Heatwaves in the Arctic, longer periods of vegetation in Europe, severe floods in West Africa – starting in 2021, scientists want to explore the emissions of the greenhouse gas methane with the German-French satellite MERLIN. This is made possible by a new robust laser system of the Fraunhofer Institute for Laser Technology ILT in Aachen, which achieves unprecedented measurement accuracy.

Methane is primarily the result of the decomposition of organic matter. The gas has a 25 times greater warming potential than carbon dioxide, but is not as...

Im Focus: How protons move through a fuel cell

Hydrogen is regarded as the energy source of the future: It is produced with solar power and can be used to generate heat and electricity in fuel cells. Empa researchers have now succeeded in decoding the movement of hydrogen ions in crystals – a key step towards more efficient energy conversion in the hydrogen industry of tomorrow.
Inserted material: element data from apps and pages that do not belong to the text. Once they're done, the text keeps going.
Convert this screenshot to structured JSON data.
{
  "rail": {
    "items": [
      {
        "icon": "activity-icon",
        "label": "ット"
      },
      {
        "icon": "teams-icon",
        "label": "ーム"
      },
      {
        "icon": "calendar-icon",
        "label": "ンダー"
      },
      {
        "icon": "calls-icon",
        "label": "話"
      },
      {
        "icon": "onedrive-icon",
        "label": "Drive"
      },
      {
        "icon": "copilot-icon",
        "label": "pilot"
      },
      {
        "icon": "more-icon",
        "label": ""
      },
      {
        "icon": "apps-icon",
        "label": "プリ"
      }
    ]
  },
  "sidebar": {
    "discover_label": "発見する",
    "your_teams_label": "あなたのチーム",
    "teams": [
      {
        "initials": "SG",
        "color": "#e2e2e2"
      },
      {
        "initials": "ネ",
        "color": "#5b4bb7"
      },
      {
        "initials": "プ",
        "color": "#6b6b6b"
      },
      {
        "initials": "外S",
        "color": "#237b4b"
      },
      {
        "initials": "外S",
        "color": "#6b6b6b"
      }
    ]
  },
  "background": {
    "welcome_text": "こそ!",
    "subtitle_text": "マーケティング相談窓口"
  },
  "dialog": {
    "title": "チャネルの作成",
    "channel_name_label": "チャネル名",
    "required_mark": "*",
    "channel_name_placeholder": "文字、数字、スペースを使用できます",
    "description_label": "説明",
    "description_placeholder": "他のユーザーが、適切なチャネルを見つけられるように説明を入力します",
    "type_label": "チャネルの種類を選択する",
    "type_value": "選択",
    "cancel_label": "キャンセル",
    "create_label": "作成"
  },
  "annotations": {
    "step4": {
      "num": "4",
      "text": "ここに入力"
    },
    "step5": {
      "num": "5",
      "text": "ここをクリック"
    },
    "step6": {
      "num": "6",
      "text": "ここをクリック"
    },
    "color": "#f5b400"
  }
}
As charge carriers, electrons and ions play the leading role in electrochemical energy storage devices and converters such as batteries and fuel cells. Proton...

Im Focus: A unique data centre for cosmological simulations

Scientists from the Excellence Cluster Universe at the Ludwig-Maximilians-Universität Munich have establised "Cosmowebportal", a unique data centre for cosmological simulations located at the Leibniz Supercomputing Centre (LRZ) of the Bavarian Academy of Sciences. The complete results of a series of large hydrodynamical cosmological simulations are available, with data volumes typically exceeding several hundred terabytes. Scientists worldwide can interactively explore these complex simulations via a web interface and directly access the results.

With current telescopes, scientists can observe our Universe’s galaxies and galaxy clusters and their distribution along an invisible cosmic web. From the...

Im Focus: Scientists develop molecular thermometer for contactless measurement using infrared light

Temperature measurements possible even on the smallest scale / Molecular ruby for use in material sciences, biology, and medicine

Chemists at Johannes Gutenberg University Mainz (JGU) in cooperation with researchers of the German Federal Institute for Materials Research and Testing (BAM)...

All Focus news of the innovation-report >>>

Anzeige

Anzeige

Event News

Plants are networkers

19.06.2017 | Event News

Digital Survival Training for Executives

13.06.2017 | Event News

Global Learning Council Summit 2017

13.06.2017 | Event News

 
Latest News

Study shines light on brain cells that coordinate movement

26.06.2017 | Life Sciences

Smooth propagation of spin waves using gold

26.06.2017 | Physics and Astronomy

Switchable DNA mini-machines store information

26.06.2017 | Information Technology

VideoLinks
B2B-VideoLinks
More VideoLinks >>>